The person-years saved model and other methodologies for assessing the population impact of cancer-prevention strategies.
Journal: Urol Oncol
Date: 2004 Jul-Aug
Major Program(s) or Research Group(s): CCOP, COPTRG, PUCRG
PubMed ID: 15283898
PMC ID: not available
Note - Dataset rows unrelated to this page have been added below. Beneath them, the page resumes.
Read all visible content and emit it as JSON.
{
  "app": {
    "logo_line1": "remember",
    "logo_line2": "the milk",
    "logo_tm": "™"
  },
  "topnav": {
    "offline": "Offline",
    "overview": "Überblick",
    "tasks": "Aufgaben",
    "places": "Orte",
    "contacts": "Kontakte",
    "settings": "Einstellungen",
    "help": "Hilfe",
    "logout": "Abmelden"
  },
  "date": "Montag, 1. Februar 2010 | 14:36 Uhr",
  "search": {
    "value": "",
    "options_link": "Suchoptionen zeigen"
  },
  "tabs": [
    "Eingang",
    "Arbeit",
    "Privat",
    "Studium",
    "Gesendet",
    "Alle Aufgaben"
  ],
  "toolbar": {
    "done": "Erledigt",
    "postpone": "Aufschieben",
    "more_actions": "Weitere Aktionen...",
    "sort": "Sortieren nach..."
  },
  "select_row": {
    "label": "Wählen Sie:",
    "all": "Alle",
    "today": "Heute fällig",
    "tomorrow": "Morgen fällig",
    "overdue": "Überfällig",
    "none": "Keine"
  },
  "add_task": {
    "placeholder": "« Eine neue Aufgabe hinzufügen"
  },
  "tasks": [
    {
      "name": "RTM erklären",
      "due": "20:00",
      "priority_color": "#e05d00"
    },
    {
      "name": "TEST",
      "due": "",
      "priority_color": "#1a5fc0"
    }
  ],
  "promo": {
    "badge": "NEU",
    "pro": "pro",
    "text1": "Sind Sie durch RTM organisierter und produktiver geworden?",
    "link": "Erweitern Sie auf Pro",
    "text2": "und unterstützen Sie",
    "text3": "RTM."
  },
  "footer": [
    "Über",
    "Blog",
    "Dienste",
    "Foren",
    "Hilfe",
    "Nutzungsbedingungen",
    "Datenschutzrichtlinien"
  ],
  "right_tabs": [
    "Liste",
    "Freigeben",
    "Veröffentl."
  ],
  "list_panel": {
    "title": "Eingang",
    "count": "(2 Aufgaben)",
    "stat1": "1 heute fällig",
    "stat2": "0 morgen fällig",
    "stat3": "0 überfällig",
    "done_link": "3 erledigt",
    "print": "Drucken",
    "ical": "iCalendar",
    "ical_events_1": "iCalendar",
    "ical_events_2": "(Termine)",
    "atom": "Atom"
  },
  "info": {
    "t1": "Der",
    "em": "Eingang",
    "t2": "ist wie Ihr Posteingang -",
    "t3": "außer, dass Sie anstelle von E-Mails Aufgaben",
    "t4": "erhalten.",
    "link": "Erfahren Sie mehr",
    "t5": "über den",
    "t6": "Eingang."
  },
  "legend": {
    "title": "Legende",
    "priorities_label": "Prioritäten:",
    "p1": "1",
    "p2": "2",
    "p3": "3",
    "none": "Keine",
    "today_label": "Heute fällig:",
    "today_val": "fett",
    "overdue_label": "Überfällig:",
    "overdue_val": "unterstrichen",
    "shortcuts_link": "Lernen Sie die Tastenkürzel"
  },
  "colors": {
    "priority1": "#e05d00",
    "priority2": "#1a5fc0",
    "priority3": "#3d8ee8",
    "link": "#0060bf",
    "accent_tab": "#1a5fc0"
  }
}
Abstract: The results of the Prostate Cancer Prevention Trial spurred debate because finasteride was found to reduce the period prevalence of prostate cancer by about 25% while also increasing the rate of high-grade prostate cancers. Assessing how finasteride would impact mortality at the population level is key to evaluating the public health implications of these results. Any model for evaluating the impact of chemoprevention at the population level will involve methods for assigning weights to competing outcomes of the chemoprevention. The person-years saved model, which uses survival to weigh outcomes, assesses the impact on population mortality and has particular strengths. The person-years saved model shows that more than 300,000 person-years would be saved during a period of 10 years with the widespread use of finasteride, assuming no change in the rate of high-grade prostate cancers. The rate of high-grade prostate cancers in the population, about 20% in any given year, would have to nearly triple to 60% for the net positive impact of finasteride to be zero. The person-years saved model shows that the administration of finasteride is likely to result in a net positive impact of finasteride on population mortality, even with an increase in the rate of high-grade prostate cancers. Future models may use other outcomes to assess population impact, including economic, quality-of-life, or various combinations of outcomes.